:: Work instruction ::
List all lines of the data containing the word "label".

Data in this exercise Start Marker

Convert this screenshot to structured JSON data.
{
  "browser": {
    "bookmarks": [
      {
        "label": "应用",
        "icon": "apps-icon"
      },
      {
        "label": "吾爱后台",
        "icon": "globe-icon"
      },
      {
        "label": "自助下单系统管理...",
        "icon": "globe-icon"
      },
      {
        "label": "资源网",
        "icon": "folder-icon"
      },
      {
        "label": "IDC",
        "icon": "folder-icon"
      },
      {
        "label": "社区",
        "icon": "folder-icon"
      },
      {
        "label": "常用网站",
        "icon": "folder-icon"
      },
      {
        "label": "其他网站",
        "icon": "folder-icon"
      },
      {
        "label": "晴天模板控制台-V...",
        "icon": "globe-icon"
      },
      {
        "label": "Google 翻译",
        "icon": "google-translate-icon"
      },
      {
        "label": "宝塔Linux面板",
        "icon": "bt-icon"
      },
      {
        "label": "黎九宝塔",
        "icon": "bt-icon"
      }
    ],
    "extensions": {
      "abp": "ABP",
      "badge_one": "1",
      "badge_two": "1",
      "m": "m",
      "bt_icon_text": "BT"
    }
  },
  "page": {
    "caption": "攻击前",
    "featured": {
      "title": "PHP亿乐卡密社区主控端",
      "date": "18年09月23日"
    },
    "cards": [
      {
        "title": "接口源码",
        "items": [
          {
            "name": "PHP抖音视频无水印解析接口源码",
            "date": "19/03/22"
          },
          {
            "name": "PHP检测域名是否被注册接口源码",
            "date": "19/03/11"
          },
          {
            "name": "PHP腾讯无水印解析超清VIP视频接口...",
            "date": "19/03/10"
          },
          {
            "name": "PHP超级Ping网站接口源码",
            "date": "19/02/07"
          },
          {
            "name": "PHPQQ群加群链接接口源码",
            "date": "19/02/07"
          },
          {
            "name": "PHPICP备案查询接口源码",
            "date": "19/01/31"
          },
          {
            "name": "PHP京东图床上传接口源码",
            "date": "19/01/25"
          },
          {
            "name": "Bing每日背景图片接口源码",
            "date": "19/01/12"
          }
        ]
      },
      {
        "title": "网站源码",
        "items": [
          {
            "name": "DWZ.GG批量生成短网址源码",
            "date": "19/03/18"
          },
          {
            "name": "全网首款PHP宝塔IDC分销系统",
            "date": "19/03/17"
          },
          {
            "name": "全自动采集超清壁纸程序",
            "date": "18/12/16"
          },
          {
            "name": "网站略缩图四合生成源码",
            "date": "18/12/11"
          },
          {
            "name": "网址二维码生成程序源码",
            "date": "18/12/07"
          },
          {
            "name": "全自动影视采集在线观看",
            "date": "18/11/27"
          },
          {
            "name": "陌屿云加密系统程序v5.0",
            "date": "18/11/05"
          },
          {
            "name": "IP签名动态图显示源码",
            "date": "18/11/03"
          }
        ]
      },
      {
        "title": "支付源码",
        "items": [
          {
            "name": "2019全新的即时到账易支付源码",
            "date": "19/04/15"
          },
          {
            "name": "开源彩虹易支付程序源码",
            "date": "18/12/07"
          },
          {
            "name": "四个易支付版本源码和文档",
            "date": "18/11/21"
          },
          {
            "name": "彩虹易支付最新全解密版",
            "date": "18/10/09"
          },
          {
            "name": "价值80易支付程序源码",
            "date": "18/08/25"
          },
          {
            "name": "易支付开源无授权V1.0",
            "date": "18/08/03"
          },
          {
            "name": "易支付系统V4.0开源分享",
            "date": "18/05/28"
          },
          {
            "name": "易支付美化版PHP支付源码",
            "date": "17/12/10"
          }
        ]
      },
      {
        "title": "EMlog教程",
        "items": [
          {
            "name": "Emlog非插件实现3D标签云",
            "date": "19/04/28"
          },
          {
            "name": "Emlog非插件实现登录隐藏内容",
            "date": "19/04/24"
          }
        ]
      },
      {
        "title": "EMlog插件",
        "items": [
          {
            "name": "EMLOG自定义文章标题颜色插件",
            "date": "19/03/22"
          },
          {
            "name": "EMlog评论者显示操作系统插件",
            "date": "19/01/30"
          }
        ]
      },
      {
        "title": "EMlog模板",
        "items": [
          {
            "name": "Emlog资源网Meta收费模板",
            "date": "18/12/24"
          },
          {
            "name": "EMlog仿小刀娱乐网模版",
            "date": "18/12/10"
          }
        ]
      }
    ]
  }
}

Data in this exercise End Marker

:: Reply ::
        "label": "应用",
        "label": "吾爱后台",
        "label": "自助下单系统管理...",
        "label": "资源网",
        "label": "IDC",
        "label": "社区",
        "label": "常用网站",
        "label": "其他网站",
        "label": "晴天模板控制台-V...",
        "label": "Google 翻译",
        "label": "宝塔Linux面板",
        "label": "黎九宝塔",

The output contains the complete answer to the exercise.